2018 October and November Events For a full listing of events, visit: lasells.oregonstate.edu



Oct 12

7:30 p.m.

The Emerald City Jazz Kings - In the Mood

arts, meeting,

Oct 14

7:30 p.m.

SAC Presents The Branford Marsalis Quartet

Oct 24

7:30 p.m.

OSU Wind Ensemble

Oct 25

7:00 p.m.

Corvallis-OSU Symphony - Stars of the Orchestra Auditions

Oct 28

3:00 p.m.

Portland Youth Philharmonic - Sponsored by Corvallis-OSU Symphony

Nov 2

6:00 & 8:30 p.m.

the Corvallis

Nov 4

4:00 p.m.

Corvallis-OSU Piano International - Lukáš Vondráček

Nov 14

7:30 p.m.

SAC Presents Childsplay

area, located

Nov 18

3:00 p.m.

Corvallis-OSU Symphony: Bernstein 100

Nov 27

7:30 p.m.

OSU Wind Symphony

Nov 30

7:30 p.m.

Corvallis-OSU Symphony - Holiday Concert

and conference center serving

on the Oregon State University campus.

Fall Family Weekend Show


6:30 p.m.

College of Engineering’s Dean’s Distinguished Lecture Series Innovating Our Energy Future - Dr. José N. Reyes, Jr.

Oct 15

6:00 p.m.

OSU150 - Celebrating Global Impact

Oct 23

10 a.m. - 7:30 p.m. OSU150 - The Promise and the Peril of Artificial Intelligence

and Robotics Symposium with Keynote, Jacob Ward

ART EXHIBITS AND RECEPTIONS Oct 1 - 31 Oct 4 6-8:00 p.m.

Exhibition A Celebration of Oregon State University’s Landscapes Reception A Celebration of Oregon State University’s Landscapes

The LaSells Stewart Center

875 SW 26 Street Corvallis OR 97331 541-737-2402 oregonstate.edu/lasells

Complete listing of all upcoming events including latest updates and ticket information:


A Smart Home Community in Corvallis, Oregon!

New Homes from the High $400’s Legend at Sylvia includes a mix of single-level homes and main-level living in Modern Farmhouse and Cottage Architectural Styles.
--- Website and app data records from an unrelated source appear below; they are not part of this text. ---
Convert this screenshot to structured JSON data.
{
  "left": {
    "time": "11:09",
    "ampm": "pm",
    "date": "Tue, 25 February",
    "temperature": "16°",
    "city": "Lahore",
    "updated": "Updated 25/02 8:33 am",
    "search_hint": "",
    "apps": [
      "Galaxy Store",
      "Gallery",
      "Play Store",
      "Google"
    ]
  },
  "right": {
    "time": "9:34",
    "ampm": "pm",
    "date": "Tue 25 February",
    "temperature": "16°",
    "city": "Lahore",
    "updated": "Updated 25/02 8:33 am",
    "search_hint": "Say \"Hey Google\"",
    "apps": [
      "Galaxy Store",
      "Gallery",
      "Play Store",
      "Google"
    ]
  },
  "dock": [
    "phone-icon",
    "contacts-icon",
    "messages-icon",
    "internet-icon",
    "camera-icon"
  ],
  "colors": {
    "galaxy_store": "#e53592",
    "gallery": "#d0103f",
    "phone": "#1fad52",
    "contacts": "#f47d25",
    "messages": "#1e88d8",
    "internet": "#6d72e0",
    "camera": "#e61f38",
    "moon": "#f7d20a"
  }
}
These centrally located homes are near the OSU campus.

Features Include:

• 2,100-2,900 SF • Main Level Living • Up to 4 Bedrooms • Smart Home Automation Features • 3-5-10 Warranty • Legend’s Exclusive Energy Bill Guarantee

Move-In Ready Fairbanks Modern Farmhouse

Model Home: 1164 SW Sylvia St. Hours: Sat & Sun 11am-3 pm, Wed 5-7 pm & by Appt Call Us: (541) 760-4742 Email: Sylvia@LegendHomes.com

LegendHomes.com/Sylvia See Sales Representative for details. All information subject to change without notice and may not be reflected in our models, displays or written materials. Built by Legend Homes, CCB #55151.